May 04, 2016
Just a few weeks ago, I attended a conference on Web Design. It had been a long time since I had attended any industry event of such caliber. It was refreshing to hear all of the different speakers.
One of the highlights of the conference for me was a talk on Performance and Accessibility. Performance has been something that I have been looking at a lot more over the past few months.
Accessibility was one of those things that I always thought about but didn’t do enough research on.
The speaker of the talk was Marcy Sutton. She played a video in one of her slides about a person trying to load a website using a screen reader. I immediately sat up in my chair. The video was not like anything I had seen.
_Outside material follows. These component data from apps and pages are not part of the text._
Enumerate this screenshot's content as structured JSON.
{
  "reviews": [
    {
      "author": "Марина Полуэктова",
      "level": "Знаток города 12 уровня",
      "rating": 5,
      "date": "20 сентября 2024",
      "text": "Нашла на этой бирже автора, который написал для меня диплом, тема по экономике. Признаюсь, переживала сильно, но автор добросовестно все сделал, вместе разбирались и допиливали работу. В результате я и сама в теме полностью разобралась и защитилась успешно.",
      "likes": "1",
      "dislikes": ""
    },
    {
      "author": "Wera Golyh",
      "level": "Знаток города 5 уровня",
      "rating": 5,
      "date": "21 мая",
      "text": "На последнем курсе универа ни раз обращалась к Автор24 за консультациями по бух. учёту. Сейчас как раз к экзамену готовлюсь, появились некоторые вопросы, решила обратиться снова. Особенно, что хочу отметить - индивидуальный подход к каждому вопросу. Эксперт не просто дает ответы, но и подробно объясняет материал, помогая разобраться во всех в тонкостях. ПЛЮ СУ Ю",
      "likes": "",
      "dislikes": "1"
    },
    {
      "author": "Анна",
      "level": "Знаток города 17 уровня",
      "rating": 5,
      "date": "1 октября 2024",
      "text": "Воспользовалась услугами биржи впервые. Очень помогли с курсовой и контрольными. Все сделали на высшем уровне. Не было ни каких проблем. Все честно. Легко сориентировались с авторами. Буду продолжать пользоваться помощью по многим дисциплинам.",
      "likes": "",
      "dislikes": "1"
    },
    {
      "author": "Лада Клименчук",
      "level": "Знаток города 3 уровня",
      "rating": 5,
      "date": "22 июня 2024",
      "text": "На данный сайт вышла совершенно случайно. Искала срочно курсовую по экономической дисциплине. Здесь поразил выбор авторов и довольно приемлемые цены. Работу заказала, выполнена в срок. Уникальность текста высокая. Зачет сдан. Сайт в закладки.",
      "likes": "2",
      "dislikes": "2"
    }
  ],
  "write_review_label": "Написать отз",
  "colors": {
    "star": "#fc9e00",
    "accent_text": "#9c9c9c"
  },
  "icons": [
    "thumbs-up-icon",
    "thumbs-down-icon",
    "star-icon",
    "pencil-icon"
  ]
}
It connected with me. I felt bad, watching that video made me feel like I should be doing more and doing more.
Marcy’s talk did a great jump of showcasing the importance of Performance and how it integrates into Accessibility. It was definitely a thought process that I never considered—that both of these things are so closely tied to each other.
As soon as I got back, I went looking for tools and ways I could highlight potential problem areas. The first thing that I started using was Accessibility Developer Tools by Google. This would allow you to run an accessibility audit on any page and give you a clear set of items to fix. It was a clean way to grab a few small wins and see where you stand on some basic best practices.
Google has a small course on accessibility that introduces tools and techniques for developers to easily ensure that websites are more accessible. The course is quick and will take about 2 hours to complete.
If you use Grunt in your workflow. I found this Grunt wrapper for a11y, automate your accessibility audits.
It is another chrome extension that is a tool to find Accessibility defects. It did flag some of the same things that Google’s Dev tools flagged, but this tool seemed to be a bit more thorough and brought some other issues to light.
I felt bad during the conference and reading some of the documentation on this topic. There are already a lot of good tools and practices out there I should have been incorporating into my workflows. It is not a topic as exciting as some new CSS features or a new framework.
But, I would want to thank Marcy Sutton for her talk and suggest that every developer should watch that video where she has a person using a screen reader.
Written by John Siwicki who lives and works building interesting things. You should follow him on Twitter